Directions:
Please copy each line of the data that includes the string "posts".

Stored records:

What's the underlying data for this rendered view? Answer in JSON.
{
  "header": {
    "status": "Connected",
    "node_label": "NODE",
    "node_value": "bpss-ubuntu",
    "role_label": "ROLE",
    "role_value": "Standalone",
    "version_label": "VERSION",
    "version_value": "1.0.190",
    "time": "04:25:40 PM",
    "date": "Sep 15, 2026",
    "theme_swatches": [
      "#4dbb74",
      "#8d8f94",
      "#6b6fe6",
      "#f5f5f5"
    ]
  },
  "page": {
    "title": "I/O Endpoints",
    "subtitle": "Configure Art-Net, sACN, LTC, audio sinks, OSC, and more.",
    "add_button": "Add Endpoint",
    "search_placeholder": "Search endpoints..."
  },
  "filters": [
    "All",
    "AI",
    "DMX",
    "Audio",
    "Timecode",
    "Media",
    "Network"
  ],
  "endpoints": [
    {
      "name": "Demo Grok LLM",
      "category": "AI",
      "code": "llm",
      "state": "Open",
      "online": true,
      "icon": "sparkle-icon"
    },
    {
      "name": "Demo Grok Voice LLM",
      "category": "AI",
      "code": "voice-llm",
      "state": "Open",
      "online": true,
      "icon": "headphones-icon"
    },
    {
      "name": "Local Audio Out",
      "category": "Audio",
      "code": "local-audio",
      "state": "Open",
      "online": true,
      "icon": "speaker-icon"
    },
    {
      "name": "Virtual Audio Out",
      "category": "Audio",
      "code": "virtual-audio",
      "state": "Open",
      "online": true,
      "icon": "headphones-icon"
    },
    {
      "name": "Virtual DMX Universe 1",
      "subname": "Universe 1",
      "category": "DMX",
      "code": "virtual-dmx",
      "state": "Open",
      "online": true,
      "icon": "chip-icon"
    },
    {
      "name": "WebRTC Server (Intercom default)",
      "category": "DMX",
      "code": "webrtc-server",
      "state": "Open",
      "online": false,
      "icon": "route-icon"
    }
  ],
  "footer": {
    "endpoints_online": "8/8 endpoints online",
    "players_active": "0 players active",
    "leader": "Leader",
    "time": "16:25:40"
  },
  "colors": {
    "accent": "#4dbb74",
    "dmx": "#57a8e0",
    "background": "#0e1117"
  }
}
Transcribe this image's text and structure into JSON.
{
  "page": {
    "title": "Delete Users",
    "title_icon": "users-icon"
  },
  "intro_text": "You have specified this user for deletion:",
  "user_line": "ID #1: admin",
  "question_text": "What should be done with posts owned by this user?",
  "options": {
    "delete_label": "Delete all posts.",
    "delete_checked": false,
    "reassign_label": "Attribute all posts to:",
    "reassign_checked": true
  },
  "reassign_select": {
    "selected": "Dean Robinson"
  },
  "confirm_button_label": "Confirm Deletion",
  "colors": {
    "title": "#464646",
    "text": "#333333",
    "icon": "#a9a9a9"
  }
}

Solution to this problem:
  "question_text": "What should be done with posts owned by this user?",
    "delete_label": "Delete all posts.",
    "reassign_label": "Attribute all posts to:",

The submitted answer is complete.